Although the SEP IRA doesn’t require mandatory contributions, it has no such loan provisions. The ability to take a tax-free loan from your individual 401(k) in the case of an emergency should be taken seriously because sole proprietors often have variable incomes from year to year.
3. Ease, Low Cost, and Flexibility
Individual 401(k) accounts are easy to open and manage. If you open one at a discount broker, you may incur practically no costs other than those included in trading. They are also highly flexible when it comes to investing. In addition, you are not required to file Form 5500 with the Internal Revenue Service, provided your plan contains less than $250,000 worth of assets. This is true for both individual 401(k) plans and SEP IRA plans.

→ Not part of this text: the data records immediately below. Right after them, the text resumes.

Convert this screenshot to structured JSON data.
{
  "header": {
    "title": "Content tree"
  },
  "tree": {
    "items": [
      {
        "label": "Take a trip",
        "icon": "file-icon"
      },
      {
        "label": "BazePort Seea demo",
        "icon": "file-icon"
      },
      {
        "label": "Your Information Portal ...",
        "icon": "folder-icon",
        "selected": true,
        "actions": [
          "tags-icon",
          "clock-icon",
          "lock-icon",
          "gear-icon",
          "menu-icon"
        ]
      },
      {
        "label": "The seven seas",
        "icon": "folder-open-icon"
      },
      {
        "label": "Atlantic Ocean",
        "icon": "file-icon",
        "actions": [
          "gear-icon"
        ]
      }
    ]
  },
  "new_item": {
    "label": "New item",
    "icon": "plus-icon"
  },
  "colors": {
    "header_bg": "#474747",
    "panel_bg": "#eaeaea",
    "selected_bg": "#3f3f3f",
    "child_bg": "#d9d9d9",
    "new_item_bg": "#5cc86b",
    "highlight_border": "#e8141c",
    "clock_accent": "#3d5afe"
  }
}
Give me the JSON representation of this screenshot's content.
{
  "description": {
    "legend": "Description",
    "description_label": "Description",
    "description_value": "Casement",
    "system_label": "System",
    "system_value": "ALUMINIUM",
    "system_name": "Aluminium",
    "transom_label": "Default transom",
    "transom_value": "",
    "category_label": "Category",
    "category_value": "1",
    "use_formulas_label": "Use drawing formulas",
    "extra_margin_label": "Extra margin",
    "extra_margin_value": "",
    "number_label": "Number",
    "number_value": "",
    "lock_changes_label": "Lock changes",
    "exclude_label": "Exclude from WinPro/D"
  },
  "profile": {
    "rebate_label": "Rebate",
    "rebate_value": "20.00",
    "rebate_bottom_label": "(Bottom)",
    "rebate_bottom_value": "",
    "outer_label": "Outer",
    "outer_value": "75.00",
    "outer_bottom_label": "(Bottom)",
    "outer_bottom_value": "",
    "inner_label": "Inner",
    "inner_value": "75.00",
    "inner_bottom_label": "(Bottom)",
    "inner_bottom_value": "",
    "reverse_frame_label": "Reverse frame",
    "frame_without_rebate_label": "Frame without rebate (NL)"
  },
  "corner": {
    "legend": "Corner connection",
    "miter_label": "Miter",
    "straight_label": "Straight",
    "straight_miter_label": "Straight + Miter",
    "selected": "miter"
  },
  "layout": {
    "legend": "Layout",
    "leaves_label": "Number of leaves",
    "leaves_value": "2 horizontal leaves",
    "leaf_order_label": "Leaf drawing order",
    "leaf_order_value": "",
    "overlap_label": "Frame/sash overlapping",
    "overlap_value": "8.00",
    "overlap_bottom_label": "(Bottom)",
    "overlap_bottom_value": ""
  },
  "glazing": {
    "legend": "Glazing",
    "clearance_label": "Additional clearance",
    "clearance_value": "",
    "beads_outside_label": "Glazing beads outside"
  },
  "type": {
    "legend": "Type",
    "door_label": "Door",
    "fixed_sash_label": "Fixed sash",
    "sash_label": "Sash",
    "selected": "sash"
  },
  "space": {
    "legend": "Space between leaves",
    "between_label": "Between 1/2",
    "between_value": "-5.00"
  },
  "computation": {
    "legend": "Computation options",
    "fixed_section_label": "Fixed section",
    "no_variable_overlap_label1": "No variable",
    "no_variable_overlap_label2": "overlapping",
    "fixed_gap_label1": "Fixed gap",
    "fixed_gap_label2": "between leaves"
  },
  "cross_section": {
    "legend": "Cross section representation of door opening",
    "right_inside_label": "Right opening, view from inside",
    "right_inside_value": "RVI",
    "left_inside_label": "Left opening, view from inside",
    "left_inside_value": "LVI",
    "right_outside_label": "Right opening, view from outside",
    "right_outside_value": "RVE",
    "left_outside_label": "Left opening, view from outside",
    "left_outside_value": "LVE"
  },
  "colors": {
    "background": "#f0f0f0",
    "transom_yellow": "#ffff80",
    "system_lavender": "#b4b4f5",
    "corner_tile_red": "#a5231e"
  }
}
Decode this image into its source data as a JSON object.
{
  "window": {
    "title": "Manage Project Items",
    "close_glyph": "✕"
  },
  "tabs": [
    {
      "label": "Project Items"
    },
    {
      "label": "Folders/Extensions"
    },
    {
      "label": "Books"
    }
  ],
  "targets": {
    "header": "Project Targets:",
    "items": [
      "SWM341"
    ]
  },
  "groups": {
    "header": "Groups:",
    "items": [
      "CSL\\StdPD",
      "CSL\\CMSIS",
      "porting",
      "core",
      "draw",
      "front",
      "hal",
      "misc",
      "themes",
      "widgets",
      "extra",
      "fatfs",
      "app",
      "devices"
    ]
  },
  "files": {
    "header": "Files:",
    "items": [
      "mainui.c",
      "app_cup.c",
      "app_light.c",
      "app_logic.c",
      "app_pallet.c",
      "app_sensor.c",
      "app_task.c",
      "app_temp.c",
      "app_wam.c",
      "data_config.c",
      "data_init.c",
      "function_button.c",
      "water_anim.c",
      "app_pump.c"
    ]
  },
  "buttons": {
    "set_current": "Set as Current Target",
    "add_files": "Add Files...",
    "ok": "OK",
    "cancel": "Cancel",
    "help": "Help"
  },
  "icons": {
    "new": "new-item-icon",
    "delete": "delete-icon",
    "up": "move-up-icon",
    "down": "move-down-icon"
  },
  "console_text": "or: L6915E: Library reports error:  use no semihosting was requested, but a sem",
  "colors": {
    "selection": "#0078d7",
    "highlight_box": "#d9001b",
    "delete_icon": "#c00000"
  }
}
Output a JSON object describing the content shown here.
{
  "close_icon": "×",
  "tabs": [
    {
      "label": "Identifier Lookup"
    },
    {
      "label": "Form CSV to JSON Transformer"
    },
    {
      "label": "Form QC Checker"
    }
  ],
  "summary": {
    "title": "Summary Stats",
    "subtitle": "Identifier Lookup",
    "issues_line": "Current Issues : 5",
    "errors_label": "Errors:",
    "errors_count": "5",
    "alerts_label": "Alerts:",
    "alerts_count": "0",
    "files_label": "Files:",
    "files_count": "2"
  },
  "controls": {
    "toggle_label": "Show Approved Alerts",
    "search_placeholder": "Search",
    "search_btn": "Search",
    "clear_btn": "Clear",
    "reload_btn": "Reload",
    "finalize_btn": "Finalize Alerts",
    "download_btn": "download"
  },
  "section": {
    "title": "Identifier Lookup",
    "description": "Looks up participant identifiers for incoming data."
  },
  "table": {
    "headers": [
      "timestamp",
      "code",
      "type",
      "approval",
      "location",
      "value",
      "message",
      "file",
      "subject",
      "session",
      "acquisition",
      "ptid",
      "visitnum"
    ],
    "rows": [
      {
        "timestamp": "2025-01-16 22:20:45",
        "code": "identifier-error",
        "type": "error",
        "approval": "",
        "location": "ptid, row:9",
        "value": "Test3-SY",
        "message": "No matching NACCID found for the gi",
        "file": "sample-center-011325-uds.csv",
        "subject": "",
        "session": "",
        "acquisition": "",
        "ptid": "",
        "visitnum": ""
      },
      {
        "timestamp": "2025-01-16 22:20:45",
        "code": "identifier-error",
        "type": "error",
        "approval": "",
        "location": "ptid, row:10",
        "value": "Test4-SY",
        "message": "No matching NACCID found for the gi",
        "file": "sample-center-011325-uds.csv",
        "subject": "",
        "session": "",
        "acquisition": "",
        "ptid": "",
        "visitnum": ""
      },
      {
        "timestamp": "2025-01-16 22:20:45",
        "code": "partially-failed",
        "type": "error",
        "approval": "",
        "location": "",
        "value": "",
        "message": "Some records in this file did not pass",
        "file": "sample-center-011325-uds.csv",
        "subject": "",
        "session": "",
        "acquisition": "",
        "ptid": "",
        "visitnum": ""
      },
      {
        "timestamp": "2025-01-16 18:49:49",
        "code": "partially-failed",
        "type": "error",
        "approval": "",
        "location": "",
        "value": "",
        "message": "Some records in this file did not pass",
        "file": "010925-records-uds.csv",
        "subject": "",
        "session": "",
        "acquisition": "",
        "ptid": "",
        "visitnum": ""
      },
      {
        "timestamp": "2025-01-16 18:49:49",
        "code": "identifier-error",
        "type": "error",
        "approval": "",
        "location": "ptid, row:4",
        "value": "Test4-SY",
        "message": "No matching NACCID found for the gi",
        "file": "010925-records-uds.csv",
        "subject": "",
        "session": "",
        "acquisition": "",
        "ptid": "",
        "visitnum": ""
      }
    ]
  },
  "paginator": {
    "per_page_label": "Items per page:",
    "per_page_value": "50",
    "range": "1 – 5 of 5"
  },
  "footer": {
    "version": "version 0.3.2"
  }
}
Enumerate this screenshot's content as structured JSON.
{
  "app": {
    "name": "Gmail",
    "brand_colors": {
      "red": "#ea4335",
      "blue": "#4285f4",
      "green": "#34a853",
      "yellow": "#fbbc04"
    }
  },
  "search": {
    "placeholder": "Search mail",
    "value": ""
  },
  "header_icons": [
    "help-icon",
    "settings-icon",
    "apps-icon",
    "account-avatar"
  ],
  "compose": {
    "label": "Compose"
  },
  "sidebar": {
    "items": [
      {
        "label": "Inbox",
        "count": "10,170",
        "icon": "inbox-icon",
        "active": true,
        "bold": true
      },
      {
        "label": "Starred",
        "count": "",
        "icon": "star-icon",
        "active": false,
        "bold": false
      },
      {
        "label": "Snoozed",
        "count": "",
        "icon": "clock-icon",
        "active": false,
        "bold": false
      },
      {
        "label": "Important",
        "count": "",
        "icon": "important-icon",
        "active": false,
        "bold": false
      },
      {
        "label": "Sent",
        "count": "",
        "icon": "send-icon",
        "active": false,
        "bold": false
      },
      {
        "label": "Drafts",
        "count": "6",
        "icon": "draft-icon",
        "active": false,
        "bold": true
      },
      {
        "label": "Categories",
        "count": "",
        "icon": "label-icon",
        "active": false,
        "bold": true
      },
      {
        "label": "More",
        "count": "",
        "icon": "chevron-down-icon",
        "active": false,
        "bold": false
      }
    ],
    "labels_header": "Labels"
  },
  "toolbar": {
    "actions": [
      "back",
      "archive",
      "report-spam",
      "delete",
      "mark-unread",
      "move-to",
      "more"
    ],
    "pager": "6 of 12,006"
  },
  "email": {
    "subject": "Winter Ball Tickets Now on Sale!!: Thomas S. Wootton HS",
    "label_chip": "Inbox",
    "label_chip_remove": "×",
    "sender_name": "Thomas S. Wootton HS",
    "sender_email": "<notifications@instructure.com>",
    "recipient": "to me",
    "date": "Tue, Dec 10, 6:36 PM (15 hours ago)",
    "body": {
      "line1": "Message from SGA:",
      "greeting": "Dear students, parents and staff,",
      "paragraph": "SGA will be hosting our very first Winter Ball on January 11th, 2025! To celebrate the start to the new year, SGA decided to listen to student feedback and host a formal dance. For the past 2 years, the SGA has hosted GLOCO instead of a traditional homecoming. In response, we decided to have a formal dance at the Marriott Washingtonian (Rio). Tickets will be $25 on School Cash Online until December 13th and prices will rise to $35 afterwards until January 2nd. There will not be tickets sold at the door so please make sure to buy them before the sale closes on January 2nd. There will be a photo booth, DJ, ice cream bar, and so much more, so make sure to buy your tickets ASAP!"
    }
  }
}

4. Less-Expensive Roth Conversions
Suppose you have a SEP IRA with $100,000 and a traditional IRA with $75,000 ($30,000 of which represents nondeductible contributions). If you convert your total traditional IRA worth $75,000, you would only be able to exclude roughly 17% ($30,000 / $175,000) of the conversion from your ordinary income. This is because the IRS requires you to prorate the nondeductible contributions across your entire IRA balances, including the SEP IRA.
Now, let’s say that instead of having the SEP IRA, you have an individual 401(k) with $100,000, plus the traditional IRA with $75,000. Again, $30,000 of that amount represents nondeductible contributions. If you convert your total traditional IRA worth $75,000, you could exclude 40% ($30,000 / $75,000) of the conversion from ordinary income, as the individual 401(k) is not included in the pro-rata calculation. In both situations, you are converting $75,000 to a Roth IRA, but with the individual 401(k), you pay less in taxes today because you are only recognizing $45,000 ($75,000 x (1 – 0.40)) compared to the example with the SEP IRA, in which you would have recognized $62,250 ($75,000 x (1 – 0.17)) in taxable income.
You could even take this a step further and move all of the pretax money from the traditional IRA to the individual 401(k). Then you would have $145,000 in the individual 401(k) and $30,000 in your traditional IRA, of which 100% would represent nondeductible contributions. In this case, it is possible to convert the $30,000 traditional IRA and exclude 100% of the conversion from ordinary income, making it an essentially tax-free Roth conversion.
If you will be in a higher tax bracket when you retire, consider funding an individual Roth 401(k).
5. The Option to Elect Roth Contributions
If you are in a low tax bracket today and would prefer to pay the taxes now, you can elect to have the employee salary deferral portion of your 401(k) contributed after-tax into a Roth individual 401(k). The employer must still contribute before tax as with a traditional Individual 401(k). The SEP IRA does not have this option.
Can I Have a 401(k) as a Sole Proprietor?
Yes you can have a 401(k) if you own your business and are the only employee. This is called a solo or individual 401(k).
How Much Can a Sole Proprietor Contribute To a 401(k)?
You can contribute $22,500, plus 25% of your compensation and $6,500 ($7,500 if you’re over 50) up to the maximum amount of $66,000 per year.
How Does a Solo 401(k) Work for a Sole Proprietor?
An individual 401(k) lets a business owner with no employees contribute up to a maximum of $66,000 in 2023.
The Bottom Line
In many cases, the individual 401(k) is a better alternative to the SEP IRA for sole proprietors. If you are accustomed to making annual contributions to a SEP IRA, note that the deadline to open an individual 401(k) is Dec. 31, as opposed to the SEP IRA, which you have until April 15—or an adjusted tax day because of a weekend—of the following year to fund.